There is nothing whatsoever in there about bullies, being a bully, scaring off a bully. 

The way to help children steer their way through the complex world of school, the hierarchy of their peers, the gauntlet run day to day when learning who they are and where they fit among other children is to never criticise the things that make them individuals - not to scorn their sensitivities, or belittle their fears. 

Building confidence is the perfect way to challenge bullies. My husband was a confident child, friendly with everyone. He has no memories of being bullied at school, at all. Ever. He has said that it's entirely likely that some of the children tried, but because he was so happy with who he is he just didn't notice, and they gave up.

THAT is what we should all aim for. Our children should be HAPPY to be who they are, sure in the knowledge that it's ok to be that, that they're allowed to like the things they like, to play the games they play, to be sensitive if that works for them. 

We should never be telling them that the way they are right now isn't good enough. We shouldn't celebrate if, when faced with an incident where another, bigger child is rough housing or there's a suggestion some bullying might be about to occur, our child lashes out first and hurts another. 

Being 'a man' isn't about winning a fight. It's about being strong enough not to get into one. Learning martial arts isn't about learning how to hit someone before they hit you. Nor is it, as someone commented, about 'making sure you get the last punch in' - meaning that you're so superior at hitting that you beat someone to the extent that they can't move to hurt you again. 

Self defense is about AVOIDING fights. Martial arts are about SPORT. About developing skills, respect. I'll say it again, RESPECT. 

SELF RESPECT. That is what our children need to learn.
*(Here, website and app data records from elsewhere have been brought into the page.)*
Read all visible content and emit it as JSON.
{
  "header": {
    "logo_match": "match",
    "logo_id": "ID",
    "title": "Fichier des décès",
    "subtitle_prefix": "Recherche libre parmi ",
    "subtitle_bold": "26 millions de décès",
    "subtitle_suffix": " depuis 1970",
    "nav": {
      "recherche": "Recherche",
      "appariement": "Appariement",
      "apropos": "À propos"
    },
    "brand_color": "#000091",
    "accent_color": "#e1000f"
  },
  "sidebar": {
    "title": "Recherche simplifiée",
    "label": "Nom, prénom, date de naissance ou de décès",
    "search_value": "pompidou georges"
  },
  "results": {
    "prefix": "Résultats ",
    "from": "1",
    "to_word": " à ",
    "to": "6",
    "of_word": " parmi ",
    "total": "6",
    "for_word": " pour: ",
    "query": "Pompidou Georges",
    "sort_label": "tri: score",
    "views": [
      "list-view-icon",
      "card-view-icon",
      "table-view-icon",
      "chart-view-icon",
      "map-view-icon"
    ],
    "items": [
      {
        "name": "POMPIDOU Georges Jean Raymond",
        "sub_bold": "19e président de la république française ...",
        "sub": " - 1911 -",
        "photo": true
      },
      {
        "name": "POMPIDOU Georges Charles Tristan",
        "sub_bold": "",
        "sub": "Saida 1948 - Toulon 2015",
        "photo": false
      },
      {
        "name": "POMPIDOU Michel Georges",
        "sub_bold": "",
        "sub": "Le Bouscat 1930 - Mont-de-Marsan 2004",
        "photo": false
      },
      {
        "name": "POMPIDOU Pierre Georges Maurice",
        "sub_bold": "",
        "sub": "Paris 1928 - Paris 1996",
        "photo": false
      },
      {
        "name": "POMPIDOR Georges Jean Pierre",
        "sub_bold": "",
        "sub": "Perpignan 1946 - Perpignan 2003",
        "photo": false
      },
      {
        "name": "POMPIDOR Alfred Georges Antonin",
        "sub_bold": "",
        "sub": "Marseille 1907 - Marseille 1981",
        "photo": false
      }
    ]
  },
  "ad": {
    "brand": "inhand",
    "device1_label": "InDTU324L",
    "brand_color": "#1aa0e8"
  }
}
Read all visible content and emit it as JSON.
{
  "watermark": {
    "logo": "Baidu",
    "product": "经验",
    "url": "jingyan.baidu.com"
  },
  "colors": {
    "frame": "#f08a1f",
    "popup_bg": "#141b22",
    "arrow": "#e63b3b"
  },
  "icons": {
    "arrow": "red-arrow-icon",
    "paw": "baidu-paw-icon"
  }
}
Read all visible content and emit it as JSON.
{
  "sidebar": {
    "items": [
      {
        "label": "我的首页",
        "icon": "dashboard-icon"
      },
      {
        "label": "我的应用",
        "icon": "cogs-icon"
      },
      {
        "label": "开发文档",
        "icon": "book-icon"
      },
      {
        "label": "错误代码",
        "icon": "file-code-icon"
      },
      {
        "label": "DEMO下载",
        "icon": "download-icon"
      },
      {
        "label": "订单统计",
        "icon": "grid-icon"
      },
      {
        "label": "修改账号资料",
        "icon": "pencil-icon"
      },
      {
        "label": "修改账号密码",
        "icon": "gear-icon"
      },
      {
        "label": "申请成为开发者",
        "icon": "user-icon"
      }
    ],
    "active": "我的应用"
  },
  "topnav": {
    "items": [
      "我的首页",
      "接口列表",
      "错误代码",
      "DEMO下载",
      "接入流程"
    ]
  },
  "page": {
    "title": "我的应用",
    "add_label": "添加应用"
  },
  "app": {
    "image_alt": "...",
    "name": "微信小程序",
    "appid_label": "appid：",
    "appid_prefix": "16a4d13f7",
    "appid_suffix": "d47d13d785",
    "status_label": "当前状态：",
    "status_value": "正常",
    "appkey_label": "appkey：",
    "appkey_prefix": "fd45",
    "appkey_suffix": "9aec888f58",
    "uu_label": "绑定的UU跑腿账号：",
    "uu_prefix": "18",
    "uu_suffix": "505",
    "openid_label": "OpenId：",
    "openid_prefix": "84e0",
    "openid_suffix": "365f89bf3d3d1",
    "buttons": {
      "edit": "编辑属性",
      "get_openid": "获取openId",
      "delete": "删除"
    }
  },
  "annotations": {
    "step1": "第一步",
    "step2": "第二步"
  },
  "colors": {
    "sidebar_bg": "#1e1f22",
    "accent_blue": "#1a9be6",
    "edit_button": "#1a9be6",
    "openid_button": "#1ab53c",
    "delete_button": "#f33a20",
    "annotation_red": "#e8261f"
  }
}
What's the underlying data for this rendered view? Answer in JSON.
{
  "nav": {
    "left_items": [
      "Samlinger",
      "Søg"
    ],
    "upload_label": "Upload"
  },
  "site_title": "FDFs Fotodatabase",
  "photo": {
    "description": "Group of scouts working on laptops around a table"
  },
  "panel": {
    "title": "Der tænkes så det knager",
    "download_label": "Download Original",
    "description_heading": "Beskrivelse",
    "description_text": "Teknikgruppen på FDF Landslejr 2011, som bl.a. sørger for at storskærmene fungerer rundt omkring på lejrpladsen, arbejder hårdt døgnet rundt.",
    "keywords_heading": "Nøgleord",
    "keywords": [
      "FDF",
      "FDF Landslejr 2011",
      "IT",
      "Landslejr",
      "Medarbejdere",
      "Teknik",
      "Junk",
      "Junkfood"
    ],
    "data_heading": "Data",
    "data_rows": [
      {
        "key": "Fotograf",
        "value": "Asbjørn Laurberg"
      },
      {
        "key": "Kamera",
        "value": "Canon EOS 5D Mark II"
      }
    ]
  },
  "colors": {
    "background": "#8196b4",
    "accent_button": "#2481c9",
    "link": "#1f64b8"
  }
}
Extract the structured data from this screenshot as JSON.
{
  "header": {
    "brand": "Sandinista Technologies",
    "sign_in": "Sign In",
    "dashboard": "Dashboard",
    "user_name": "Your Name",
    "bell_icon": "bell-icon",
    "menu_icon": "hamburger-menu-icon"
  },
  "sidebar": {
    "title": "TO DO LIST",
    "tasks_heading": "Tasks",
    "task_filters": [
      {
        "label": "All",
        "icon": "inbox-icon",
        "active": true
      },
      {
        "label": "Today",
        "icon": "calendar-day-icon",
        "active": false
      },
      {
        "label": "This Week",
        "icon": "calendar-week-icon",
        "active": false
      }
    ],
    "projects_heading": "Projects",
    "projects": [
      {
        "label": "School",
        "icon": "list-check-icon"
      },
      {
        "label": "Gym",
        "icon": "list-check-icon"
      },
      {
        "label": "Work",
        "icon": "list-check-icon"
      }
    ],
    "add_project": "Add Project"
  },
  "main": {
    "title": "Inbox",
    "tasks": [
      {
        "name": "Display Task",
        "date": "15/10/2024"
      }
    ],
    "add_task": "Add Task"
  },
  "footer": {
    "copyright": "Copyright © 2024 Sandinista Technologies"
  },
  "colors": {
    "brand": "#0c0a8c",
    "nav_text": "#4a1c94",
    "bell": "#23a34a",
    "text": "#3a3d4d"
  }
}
Be it from kickboxing or sewing sequins on to my little pony costumes, whether they can run in a straight line or not, I don't care WHAT my children are interested in, just that I support those interests. I don't CARE if my children are sensitive, smaller than the other kids, delicate. 

What I CARE about - to help them avoid being bullied - which, as someone who was bullied horrifically at school, concerns me all the time - is building their self worth and their confidence so that the other kids just like them, and they enjoy being around each other. 

It isn't about them not feeling intimidated. It isn't about them standing up to bullies. It's about helping them, and the children around them, learn to celebrate and embrace the things that make them different to one another, to be friendly, kind, NICE. 

I understand the fears that led to the decision - and I understand the intention and what was meant - I totally get it. But the method seems to be a little whack. Some kids, quite rightly, just aren't fighters.